**Information provided**.
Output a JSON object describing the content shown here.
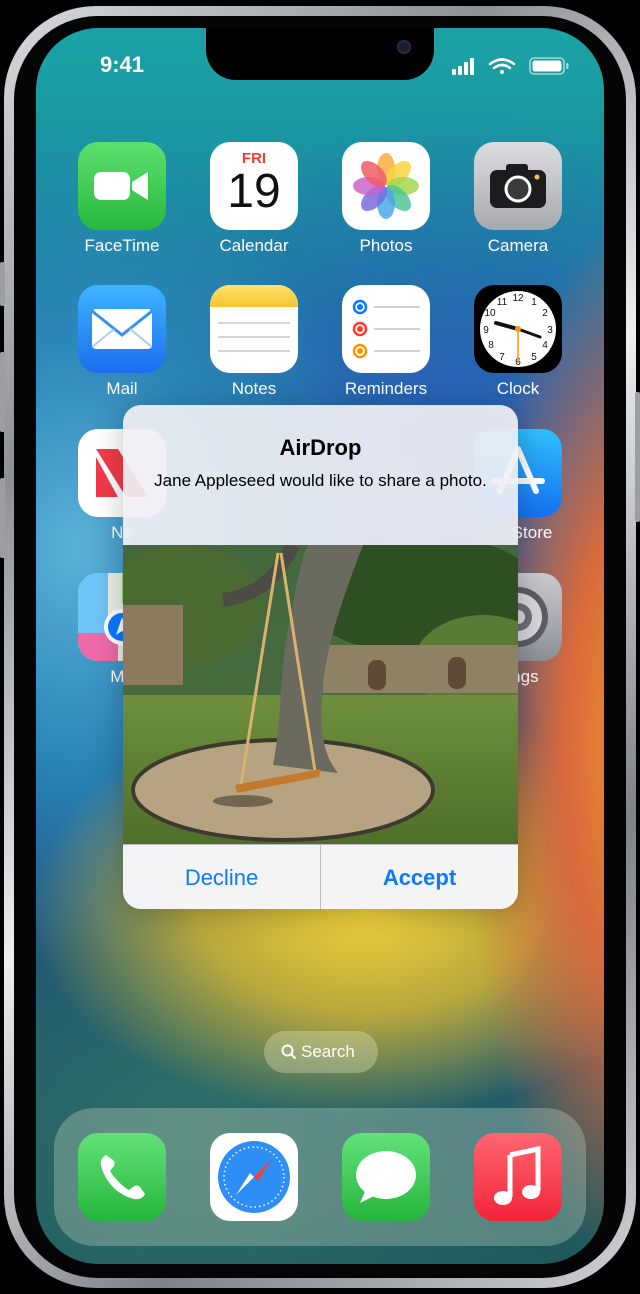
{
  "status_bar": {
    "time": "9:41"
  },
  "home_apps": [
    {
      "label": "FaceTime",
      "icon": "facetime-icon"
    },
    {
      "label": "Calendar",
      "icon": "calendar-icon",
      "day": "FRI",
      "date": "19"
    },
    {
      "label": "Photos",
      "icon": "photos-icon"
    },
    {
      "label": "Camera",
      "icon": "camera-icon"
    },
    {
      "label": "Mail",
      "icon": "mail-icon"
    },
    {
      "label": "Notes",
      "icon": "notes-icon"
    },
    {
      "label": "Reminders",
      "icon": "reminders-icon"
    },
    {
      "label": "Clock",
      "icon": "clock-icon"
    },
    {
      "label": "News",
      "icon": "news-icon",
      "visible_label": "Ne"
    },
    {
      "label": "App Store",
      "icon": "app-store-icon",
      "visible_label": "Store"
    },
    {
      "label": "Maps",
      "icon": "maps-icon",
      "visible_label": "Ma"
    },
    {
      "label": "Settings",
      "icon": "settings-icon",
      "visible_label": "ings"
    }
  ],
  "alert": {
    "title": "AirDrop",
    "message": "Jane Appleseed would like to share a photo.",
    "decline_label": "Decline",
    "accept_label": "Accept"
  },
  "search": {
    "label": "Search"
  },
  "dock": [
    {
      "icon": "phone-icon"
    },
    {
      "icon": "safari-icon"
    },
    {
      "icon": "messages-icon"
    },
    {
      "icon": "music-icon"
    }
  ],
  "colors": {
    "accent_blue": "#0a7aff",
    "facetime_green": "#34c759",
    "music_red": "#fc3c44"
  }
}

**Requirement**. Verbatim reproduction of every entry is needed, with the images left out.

**Task output**.
Output a JSON object describing the content shown here.
{
  "status_bar": {
    "time": "9:41"
  },
  "home_apps": [
    {
      "label": "FaceTime",
      "icon": "facetime-icon"
    },
    {
      "label": "Calendar",
      "icon": "calendar-icon",
      "day": "FRI",
      "date": "19"
    },
    {
      "label": "Photos",
      "icon": "photos-icon"
    },
    {
      "label": "Camera",
      "icon": "camera-icon"
    },
    {
      "label": "Mail",
      "icon": "mail-icon"
    },
    {
      "label": "Notes",
      "icon": "notes-icon"
    },
    {
      "label": "Reminders",
      "icon": "reminders-icon"
    },
    {
      "label": "Clock",
      "icon": "clock-icon"
    },
    {
      "label": "News",
      "icon": "news-icon",
      "visible_label": "Ne"
    },
    {
      "label": "App Store",
      "icon": "app-store-icon",
      "visible_label": "Store"
    },
    {
      "label": "Maps",
      "icon": "maps-icon",
      "visible_label": "Ma"
    },
    {
      "label": "Settings",
      "icon": "settings-icon",
      "visible_label": "ings"
    }
  ],
  "alert": {
    "title": "AirDrop",
    "message": "Jane Appleseed would like to share a photo.",
    "decline_label": "Decline",
    "accept_label": "Accept"
  },
  "search": {
    "label": "Search"
  },
  "dock": [
    {
      "icon": "phone-icon"
    },
    {
      "icon": "safari-icon"
    },
    {
      "icon": "messages-icon"
    },
    {
      "icon": "music-icon"
    }
  ],
  "colors": {
    "accent_blue": "#0a7aff",
    "facetime_green": "#34c759",
    "music_red": "#fc3c44"
  }
}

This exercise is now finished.